Rodenbeck (as befits a correspondent of the The Economist) has worked out some fascinating statistics. Before the latest tarting-up of Cairo, the city offered just one square foot of parkland to each of its inhabitants. Detritus builds up street levels by 23ft every 1,000 years. And when Khufu (Cheops) was building his pyramid, the rate of work was "one mammoth stone block put in place every two minutes for 33 years".

He provides a modern take on Cairo's past. Pharaonic Memphis was the size of Manhattan. To new arrivals, 14th-century Cairo "must have seemed as strikingly urban in its scale and density and sensibilities as New York or Hong Kong does today". In the 11th century, Ibn Radwan, the Caliph's physician, complains of the air pollution caused by the boilers of Cairo's many bath-houses. In 1241, Ibn Sa'id, a poet from Granada, gets stuck in a traffic jam in the main thoroughfare, and, around 1420, al-Magrizi notes that Cairenes have switched from wearing fine Egyptian linen to cheap European cloth.

In the 150 pages or so which deal with contemporary Cairo, Rodenbeck proves a conscientious and entertaining guide across the social landscape. From her chaise-longue, Zaza, a lady with the latest green fingernails, tells how at a society wedding the groom's uncle (an army general) "ordered a whole brigade or whatever to shave off their hair, and shipped them in for the evening. You know, they had them sitting under the table with their heads sticking out through holes in the top, and the guests peeled the smoked salmon off their sweaty bald pates". We can only guess at how much closer that evening brought some of those young recruits to joining the "Fundamentalists".

Meanwhile, an old man, whose apartment block in Abbasiyya has tumbled down, and who now lives in his ancestors' tomb in the City of the Dead, gazes contentedly at his plump homing-pigeons. He declares: "Of course I am happy; I live in the greatest city in the world".
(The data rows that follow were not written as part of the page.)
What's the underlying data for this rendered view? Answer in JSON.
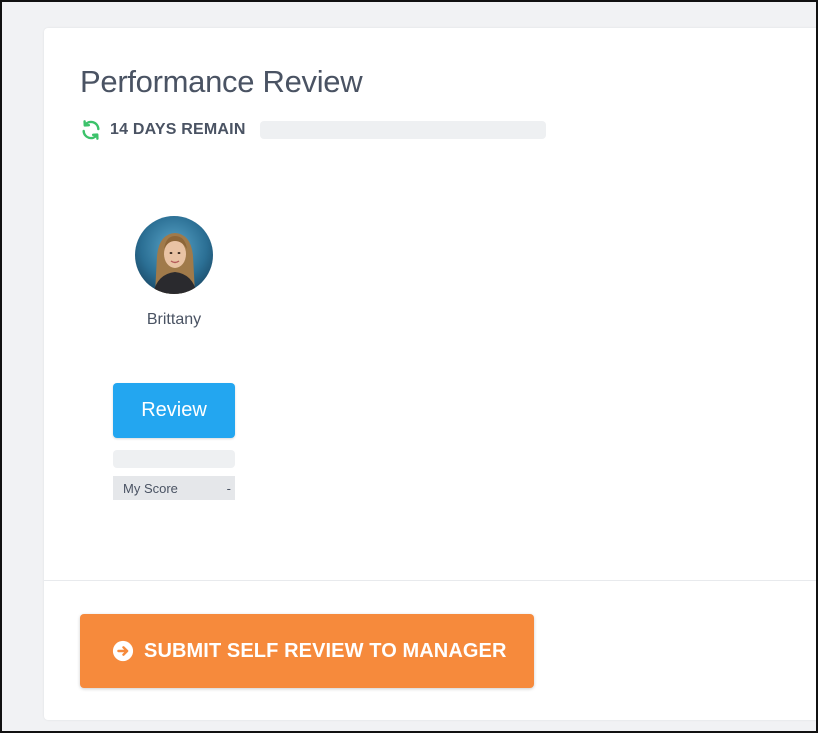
{
  "page": {
    "title": "Performance Review",
    "status": {
      "icon": "refresh-icon",
      "text": "14 DAYS REMAIN"
    }
  },
  "employee": {
    "name": "Brittany",
    "avatar": "avatar-photo",
    "review_button_label": "Review",
    "score_label": "My Score",
    "score_value": "-"
  },
  "footer": {
    "submit_button_label": "SUBMIT SELF REVIEW TO MANAGER",
    "submit_icon": "arrow-right-circle-icon"
  },
  "colors": {
    "accent_blue": "#23a6f0",
    "accent_orange": "#f68a3c",
    "status_green": "#3cc26a",
    "text": "#4a5363"
  }
}
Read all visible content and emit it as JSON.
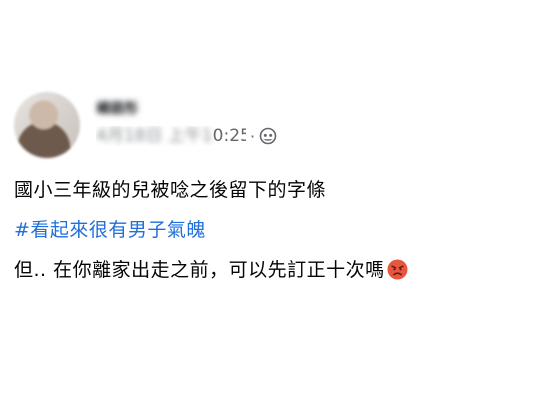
{
  "post": {
    "author": {
      "name": "楊語彤"
    },
    "timestamp": "4月18日 上午10:25",
    "timestamp_visible": "0:25",
    "separator": "·",
    "audience_icon": "public-globe-icon",
    "lines": [
      "國小三年級的兒被唸之後留下的字條",
      "#看起來很有男子氣魄",
      "但.. 在你離家出走之前，可以先訂正十次嗎"
    ],
    "emoji": "angry-face-icon",
    "colors": {
      "hashtag": "#216fdb",
      "meta": "#65676b",
      "emoji": "#e8563f"
    }
  }
}
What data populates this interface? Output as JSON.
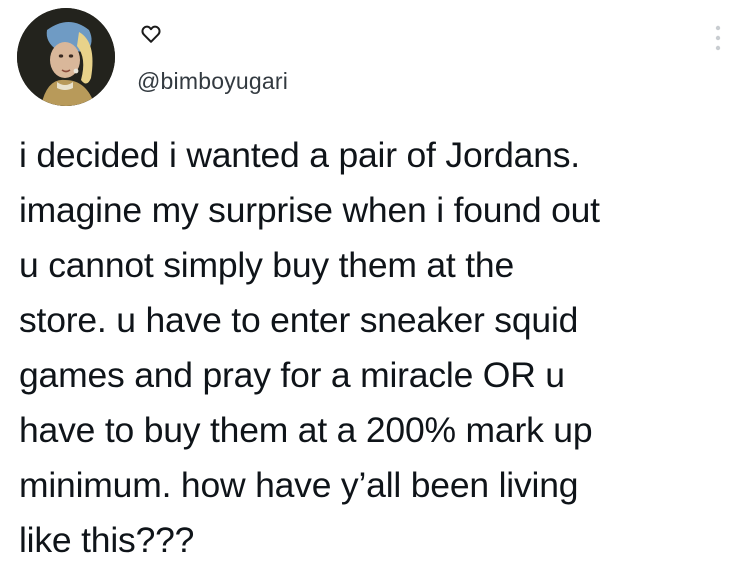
{
  "tweet": {
    "handle": "@bimboyugari",
    "text": "i decided i wanted a pair of Jordans.\nimagine my surprise when i found out\nu cannot simply buy them at the\nstore. u have to enter sneaker squid\ngames and pray for a miracle OR u\nhave to buy them at a 200% mark up\nminimum. how have y’all been living\nlike this???"
  },
  "icons": {
    "name_badge": "heart-outline-icon",
    "menu": "more-options-icon"
  }
}
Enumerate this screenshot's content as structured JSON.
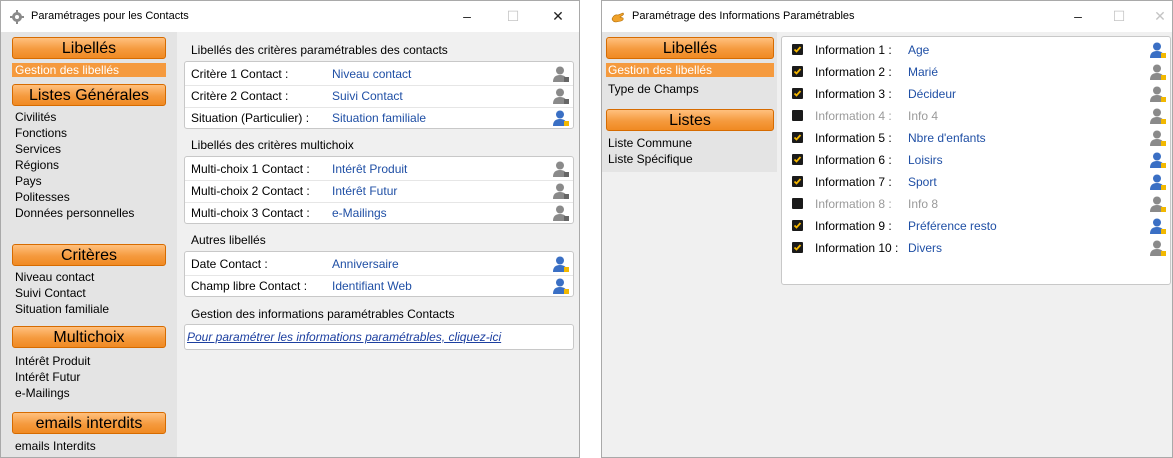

Cairo: the city victorious captures the many contrasts of the city and her capacity to accommodate them. If a mark of the creative mind is its ability to hold two opposing ideas at once, this book shows that we need have no fear for "the Mother of the World": her mind holds a dozen.